↓↓↓

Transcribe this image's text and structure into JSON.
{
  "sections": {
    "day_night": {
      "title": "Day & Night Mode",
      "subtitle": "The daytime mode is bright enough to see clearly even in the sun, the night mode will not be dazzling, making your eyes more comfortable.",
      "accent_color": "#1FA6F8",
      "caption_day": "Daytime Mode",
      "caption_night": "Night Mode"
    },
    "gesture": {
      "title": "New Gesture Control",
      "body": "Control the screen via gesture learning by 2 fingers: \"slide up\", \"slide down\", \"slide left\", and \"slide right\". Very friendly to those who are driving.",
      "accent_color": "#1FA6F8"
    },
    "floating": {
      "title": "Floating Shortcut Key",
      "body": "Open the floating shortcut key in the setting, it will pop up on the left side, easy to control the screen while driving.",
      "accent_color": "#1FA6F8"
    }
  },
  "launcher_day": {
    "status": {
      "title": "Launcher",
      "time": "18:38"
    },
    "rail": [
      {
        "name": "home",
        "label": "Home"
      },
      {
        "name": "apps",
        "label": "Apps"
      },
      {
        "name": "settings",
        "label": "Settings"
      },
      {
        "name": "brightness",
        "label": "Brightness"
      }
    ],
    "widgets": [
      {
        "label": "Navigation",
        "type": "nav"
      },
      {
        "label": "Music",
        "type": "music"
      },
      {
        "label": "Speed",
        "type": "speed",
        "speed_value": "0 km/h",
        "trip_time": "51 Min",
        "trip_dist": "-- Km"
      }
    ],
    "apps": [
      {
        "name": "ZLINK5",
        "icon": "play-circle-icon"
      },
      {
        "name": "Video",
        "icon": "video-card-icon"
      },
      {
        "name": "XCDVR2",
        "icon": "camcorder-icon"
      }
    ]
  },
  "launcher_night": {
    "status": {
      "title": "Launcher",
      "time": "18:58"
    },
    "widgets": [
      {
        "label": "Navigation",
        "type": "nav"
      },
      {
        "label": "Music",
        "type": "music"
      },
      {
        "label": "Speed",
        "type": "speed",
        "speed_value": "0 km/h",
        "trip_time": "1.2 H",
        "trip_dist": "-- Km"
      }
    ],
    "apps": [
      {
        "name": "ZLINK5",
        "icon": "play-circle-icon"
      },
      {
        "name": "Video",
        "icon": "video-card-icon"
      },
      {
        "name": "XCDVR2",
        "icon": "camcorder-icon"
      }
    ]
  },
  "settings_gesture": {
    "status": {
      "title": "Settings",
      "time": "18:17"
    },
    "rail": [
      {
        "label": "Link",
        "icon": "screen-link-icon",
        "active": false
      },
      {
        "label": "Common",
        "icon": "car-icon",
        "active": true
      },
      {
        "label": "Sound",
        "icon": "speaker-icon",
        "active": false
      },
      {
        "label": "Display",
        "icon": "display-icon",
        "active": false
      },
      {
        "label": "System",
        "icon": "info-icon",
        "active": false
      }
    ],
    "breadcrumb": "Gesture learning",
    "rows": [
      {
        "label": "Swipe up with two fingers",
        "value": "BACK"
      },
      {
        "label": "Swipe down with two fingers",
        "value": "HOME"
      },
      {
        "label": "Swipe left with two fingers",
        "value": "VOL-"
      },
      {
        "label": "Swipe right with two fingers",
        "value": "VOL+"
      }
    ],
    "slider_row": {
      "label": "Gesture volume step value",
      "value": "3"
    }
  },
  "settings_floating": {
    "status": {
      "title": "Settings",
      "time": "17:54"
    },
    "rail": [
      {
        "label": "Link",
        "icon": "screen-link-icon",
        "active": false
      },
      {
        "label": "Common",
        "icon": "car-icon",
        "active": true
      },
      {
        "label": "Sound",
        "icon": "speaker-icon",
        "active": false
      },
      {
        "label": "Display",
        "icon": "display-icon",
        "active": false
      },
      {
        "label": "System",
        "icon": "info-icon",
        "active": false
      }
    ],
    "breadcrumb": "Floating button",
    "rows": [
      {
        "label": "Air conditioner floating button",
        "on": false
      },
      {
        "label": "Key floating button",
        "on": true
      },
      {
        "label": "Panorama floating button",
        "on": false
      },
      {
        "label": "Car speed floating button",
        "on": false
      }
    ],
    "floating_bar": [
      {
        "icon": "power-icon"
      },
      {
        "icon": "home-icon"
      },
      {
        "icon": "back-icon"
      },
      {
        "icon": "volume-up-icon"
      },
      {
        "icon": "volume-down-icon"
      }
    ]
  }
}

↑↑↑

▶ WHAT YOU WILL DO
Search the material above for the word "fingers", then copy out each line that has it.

▶ OUTPUT FOR THIS EXERCISE
      "body": "Control the screen via gesture learning by 2 fingers: \"slide up\", \"slide down\", \"slide left\", and \"slide right\". Very friendly to those who are driving.",
        "label": "Swipe up with two fingers",
        "label": "Swipe down with two fingers",
        "label": "Swipe left with two fingers",
        "label": "Swipe right with two fingers",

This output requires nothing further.